**THE TASK:**
Within the records that follow, find every line containing the string "this". Copy those lines.

**Records from a dataset:**
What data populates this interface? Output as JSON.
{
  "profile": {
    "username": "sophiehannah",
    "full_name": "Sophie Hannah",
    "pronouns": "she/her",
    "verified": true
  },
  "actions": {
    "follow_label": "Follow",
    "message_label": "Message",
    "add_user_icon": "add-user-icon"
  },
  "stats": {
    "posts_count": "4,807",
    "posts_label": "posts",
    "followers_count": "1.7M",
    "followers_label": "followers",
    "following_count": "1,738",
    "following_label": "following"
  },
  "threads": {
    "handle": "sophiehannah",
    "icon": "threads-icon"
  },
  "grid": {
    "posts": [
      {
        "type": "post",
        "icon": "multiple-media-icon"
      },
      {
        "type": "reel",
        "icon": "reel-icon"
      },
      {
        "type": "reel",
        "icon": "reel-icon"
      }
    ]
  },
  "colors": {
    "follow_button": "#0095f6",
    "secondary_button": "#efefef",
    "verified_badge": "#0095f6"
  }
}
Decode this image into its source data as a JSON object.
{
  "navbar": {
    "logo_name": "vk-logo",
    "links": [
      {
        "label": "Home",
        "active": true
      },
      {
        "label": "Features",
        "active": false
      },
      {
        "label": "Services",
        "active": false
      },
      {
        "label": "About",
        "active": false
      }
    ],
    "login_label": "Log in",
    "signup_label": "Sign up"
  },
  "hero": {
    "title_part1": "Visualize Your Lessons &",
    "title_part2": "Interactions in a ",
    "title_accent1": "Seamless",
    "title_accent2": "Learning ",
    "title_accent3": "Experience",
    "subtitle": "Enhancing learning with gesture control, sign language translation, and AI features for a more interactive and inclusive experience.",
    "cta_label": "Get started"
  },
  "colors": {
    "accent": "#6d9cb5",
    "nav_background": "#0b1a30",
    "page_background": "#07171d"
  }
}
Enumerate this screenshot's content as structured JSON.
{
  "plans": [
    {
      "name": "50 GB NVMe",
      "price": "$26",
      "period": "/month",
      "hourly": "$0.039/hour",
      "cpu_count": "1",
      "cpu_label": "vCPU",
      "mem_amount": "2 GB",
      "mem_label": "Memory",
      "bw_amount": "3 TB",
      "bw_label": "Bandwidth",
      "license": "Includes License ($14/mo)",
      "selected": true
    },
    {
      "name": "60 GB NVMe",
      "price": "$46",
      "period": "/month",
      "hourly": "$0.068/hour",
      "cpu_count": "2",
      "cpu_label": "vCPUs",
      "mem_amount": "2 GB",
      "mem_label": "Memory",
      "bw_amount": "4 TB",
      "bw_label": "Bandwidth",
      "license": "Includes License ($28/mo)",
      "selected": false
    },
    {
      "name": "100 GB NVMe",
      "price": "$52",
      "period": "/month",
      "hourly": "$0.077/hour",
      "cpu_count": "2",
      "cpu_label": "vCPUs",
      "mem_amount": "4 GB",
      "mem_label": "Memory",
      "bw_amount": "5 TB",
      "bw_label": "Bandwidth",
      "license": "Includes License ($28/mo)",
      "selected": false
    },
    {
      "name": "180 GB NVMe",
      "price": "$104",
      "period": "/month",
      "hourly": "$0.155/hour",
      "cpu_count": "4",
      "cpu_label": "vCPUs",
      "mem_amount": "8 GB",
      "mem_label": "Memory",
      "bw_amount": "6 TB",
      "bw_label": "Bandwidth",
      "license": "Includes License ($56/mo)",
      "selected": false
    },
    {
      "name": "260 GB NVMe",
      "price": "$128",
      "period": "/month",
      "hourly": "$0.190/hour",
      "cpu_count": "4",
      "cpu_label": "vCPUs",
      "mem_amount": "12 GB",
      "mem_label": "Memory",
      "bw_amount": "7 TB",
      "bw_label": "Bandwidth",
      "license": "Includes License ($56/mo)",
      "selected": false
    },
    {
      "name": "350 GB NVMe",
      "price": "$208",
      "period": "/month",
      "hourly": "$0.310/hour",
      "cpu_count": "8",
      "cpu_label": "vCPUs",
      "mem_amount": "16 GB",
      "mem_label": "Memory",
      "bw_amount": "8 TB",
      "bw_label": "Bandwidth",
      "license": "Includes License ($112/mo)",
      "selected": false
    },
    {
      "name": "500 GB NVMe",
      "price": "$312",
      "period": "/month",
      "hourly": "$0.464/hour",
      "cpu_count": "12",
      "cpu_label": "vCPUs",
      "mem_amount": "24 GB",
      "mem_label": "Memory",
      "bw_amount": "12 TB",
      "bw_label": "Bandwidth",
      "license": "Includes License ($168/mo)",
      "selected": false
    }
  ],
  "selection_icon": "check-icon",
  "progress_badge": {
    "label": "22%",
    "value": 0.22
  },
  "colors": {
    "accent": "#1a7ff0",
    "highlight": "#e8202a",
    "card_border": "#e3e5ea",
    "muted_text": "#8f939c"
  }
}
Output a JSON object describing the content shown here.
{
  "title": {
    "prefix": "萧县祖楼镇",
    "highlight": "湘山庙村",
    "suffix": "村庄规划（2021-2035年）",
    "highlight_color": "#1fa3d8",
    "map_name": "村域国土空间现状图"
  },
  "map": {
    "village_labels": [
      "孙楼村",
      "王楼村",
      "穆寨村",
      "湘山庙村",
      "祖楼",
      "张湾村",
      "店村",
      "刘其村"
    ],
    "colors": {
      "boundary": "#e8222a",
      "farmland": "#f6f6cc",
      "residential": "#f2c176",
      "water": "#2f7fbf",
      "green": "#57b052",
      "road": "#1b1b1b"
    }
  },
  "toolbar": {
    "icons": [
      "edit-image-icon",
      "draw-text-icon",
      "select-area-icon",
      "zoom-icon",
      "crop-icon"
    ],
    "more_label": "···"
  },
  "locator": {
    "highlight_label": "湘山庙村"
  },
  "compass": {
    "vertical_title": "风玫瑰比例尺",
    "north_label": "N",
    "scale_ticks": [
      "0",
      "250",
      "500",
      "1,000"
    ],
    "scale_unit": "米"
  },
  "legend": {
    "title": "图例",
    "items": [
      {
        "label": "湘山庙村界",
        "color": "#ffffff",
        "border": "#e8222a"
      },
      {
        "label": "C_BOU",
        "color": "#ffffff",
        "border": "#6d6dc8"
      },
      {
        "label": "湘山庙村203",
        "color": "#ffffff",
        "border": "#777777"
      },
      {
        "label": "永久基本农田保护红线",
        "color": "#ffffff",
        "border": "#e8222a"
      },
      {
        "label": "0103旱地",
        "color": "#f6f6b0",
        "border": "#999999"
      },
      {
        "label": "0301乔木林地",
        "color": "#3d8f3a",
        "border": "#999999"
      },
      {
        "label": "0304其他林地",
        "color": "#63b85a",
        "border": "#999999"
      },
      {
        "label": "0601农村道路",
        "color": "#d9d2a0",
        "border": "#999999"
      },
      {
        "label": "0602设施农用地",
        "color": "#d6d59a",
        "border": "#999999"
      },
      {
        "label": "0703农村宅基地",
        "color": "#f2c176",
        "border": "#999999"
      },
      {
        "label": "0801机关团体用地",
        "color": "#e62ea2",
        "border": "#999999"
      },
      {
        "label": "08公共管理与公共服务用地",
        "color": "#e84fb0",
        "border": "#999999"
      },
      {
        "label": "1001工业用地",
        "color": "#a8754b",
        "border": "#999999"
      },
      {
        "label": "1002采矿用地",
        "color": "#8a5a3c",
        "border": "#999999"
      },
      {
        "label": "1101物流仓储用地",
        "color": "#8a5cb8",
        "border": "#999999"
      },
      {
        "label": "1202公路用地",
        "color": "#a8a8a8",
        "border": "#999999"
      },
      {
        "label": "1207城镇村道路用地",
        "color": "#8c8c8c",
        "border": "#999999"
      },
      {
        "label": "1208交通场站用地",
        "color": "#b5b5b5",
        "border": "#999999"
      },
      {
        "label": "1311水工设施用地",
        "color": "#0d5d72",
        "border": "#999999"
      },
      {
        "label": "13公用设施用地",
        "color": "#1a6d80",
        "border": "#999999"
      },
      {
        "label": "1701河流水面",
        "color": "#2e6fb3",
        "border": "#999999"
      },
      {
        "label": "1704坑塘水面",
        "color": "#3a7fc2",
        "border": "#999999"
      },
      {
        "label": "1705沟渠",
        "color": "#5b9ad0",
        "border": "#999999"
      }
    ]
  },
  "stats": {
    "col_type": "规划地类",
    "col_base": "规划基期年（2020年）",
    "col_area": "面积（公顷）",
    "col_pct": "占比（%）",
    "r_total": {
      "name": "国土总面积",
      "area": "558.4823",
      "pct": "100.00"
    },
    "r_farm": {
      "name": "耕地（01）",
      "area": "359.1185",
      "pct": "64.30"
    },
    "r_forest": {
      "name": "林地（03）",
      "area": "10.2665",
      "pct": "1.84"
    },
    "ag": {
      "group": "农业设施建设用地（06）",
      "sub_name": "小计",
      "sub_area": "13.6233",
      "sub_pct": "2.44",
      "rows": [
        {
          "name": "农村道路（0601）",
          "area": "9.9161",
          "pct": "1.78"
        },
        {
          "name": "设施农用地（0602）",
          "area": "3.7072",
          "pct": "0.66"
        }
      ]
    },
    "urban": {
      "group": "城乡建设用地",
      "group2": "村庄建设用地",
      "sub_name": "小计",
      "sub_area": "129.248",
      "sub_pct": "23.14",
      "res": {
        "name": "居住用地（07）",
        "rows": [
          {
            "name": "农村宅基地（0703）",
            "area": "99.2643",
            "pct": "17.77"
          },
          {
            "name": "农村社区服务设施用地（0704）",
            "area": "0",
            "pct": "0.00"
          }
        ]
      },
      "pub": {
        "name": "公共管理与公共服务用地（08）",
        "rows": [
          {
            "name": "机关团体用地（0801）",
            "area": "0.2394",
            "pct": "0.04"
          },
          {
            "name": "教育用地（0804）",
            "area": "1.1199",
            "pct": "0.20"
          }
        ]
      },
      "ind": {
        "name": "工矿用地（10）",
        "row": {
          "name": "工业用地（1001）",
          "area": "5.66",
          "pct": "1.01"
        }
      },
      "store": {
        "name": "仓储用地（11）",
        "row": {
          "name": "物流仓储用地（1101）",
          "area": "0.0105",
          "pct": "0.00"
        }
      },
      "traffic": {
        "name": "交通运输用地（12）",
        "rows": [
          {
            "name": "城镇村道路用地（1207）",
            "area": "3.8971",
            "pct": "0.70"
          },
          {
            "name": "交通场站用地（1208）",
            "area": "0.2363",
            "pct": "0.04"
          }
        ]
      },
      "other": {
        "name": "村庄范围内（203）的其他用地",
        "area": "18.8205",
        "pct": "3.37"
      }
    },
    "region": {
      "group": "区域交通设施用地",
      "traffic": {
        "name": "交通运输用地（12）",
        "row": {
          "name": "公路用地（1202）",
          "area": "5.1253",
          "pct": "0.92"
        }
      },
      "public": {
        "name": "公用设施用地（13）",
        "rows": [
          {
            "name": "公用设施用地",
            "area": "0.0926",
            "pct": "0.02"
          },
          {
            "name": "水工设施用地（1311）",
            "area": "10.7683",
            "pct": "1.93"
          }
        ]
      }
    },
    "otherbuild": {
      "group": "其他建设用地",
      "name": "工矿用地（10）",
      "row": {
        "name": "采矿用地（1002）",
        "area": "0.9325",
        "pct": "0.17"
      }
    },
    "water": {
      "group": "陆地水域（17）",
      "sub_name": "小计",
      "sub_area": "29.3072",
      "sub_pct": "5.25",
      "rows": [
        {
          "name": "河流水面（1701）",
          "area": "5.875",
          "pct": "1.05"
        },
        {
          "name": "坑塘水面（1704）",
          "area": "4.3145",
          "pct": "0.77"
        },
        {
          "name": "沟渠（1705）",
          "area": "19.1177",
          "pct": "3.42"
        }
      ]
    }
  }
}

**SOLVED EXERCISE:**
What data populates this interface? Output as JSON.
Decode this image into its source data as a JSON object.
Enumerate this screenshot's content as structured JSON.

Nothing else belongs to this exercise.